I have told you initially, that I was born into the Royal family of Aderoju Ijina Quarters, in Ijoun. In the family of Aderoju, in the history of Ijoun, we have two ruling houses, Aderoju and the Aroja Oke. So, my father was once a king and he ascended the throne on January 13, 1955 and later joined his ancestors. And after that, in 1996, we had a new Oba. And the new king was Oba Jimoh Oyetunbo Olubo of the Ajagungbade, from Aroja Oke, who joined his ancestors on April 7, 2011. It now rotated and returned to our ruling house. And of course, I just won my election, the seventh day of my third term. The man passed on. And the town was without a king for about four years. And as a Prince, the family sat down, deliberated very well and they decided, that I should step into the shoe of my forefathers. When the call came, I was just returning from Abuja, precisely June 15, 2015, when the announcement of my candidature, as the Onijoun of Ijoun-designate was made on June 15, 2015. Traditionally, I was indoors until January 11, 2016, and I finally came out on January 13, 2016, which was the exact day- January 13– that my father was installed as the Onijoun of Ijoun. It was the day I too was installed. I was in a traditional confinement from June 15, 2015 to January 13, 2016, when I finally came out, as the newly crowned Onijoun of Ijoun. The announcement from the government was made on December 31, 2015, which was when the approval came. Of course, the kingmakers had finished their own job, since March 31, 2015, before it was announced, officially on June 15, 2015. Also, the final approval came from the government on December 31, 2015, and that paved the way for the traditional process of installing me as the king. So, on January 13, 2016, I was crowned. Then, the staff of office and coronation came up on March 26, 2016.
Do you still enjoy the freedom that you were used to, when you were not a King?

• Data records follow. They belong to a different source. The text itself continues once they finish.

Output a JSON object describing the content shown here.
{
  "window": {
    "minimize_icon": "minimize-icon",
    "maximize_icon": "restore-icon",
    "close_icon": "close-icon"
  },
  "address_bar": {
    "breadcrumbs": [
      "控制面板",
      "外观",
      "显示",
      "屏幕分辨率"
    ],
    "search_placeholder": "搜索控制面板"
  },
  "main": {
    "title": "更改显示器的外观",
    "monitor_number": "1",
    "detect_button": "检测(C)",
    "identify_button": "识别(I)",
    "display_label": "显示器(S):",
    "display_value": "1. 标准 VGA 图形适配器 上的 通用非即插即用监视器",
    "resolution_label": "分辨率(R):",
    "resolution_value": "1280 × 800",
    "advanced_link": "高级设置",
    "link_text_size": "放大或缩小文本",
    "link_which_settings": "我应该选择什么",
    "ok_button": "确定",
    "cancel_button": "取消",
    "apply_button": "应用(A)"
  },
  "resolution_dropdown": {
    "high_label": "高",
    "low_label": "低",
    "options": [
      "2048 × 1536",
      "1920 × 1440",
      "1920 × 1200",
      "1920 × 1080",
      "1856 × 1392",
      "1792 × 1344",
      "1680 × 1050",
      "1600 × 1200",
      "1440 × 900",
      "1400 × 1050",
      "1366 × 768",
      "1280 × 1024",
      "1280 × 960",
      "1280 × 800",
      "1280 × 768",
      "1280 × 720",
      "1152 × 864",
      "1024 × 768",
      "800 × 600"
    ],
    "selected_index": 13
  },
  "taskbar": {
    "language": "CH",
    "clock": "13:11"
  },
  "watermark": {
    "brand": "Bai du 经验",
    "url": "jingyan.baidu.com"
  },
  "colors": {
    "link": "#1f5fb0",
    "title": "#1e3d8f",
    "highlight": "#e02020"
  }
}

This is where I was born and there is no way I can run away from here. It is the tradition and you must follow it. It is just a process to becoming an Oba in Yorubaland. We have different ways, anyway, but in Ijoun here, they will ask you to do the normal thing that a person should do before becoming the Onijoun of Ijoun. So, I passed through the processes, before I became the Onijoun of Ijoun. It gave me a sense of belonging that, ‘Mr. Honourable, you are no more an Honourable member, you are now an Oba. Prepare yourself and forget about all the enjoyments, travelling here and there, when you were Honorable member. Now, you are a traditional ruler of Ijoun. You will have to stay put here in Ijoun.’ Having stayed almost seven months here now, I am used to it. In fact, since June 15, 2015 up to date, I think, I have slept outside for only two or three nights. So, the rest, I have been here in Ijoun. Just like when I was born, and I didn’t know Abeokuta or Ilaro; I remain here in Ijoun, just like that. I am okay. I thank God that my children, many of them live abroad. Anytime I feel like going there to visit them, it is just for me to write an official application to travel out. Of course, I should have my own vacation, as well. So, I can go and see my children in US or UK or Canada. I have the time to do that, during my vacation, which I am just planning to do now. In almost two years, I have not been able to travel anywhere. Even my children do come home to see me, from three different places. Notwithstanding, I still need to go and visit them and also refresh myself there, enjoy the cool breeze there, before returning home. So, Ijoun is very peaceful. I love Ijoun. It is a place, where we don’t have air pollution. If I want to eat fresh vegetable now, it is just for me to send them to my backyard and they will get fresh vegetable for me. You can see that we are doing fine here in Ijoun. A few months now, there has been tremendous improvement among our people, and the orientation has changed. No thugery, no stealing and no violent crimes. We are enjoying it and we have been making our people happy.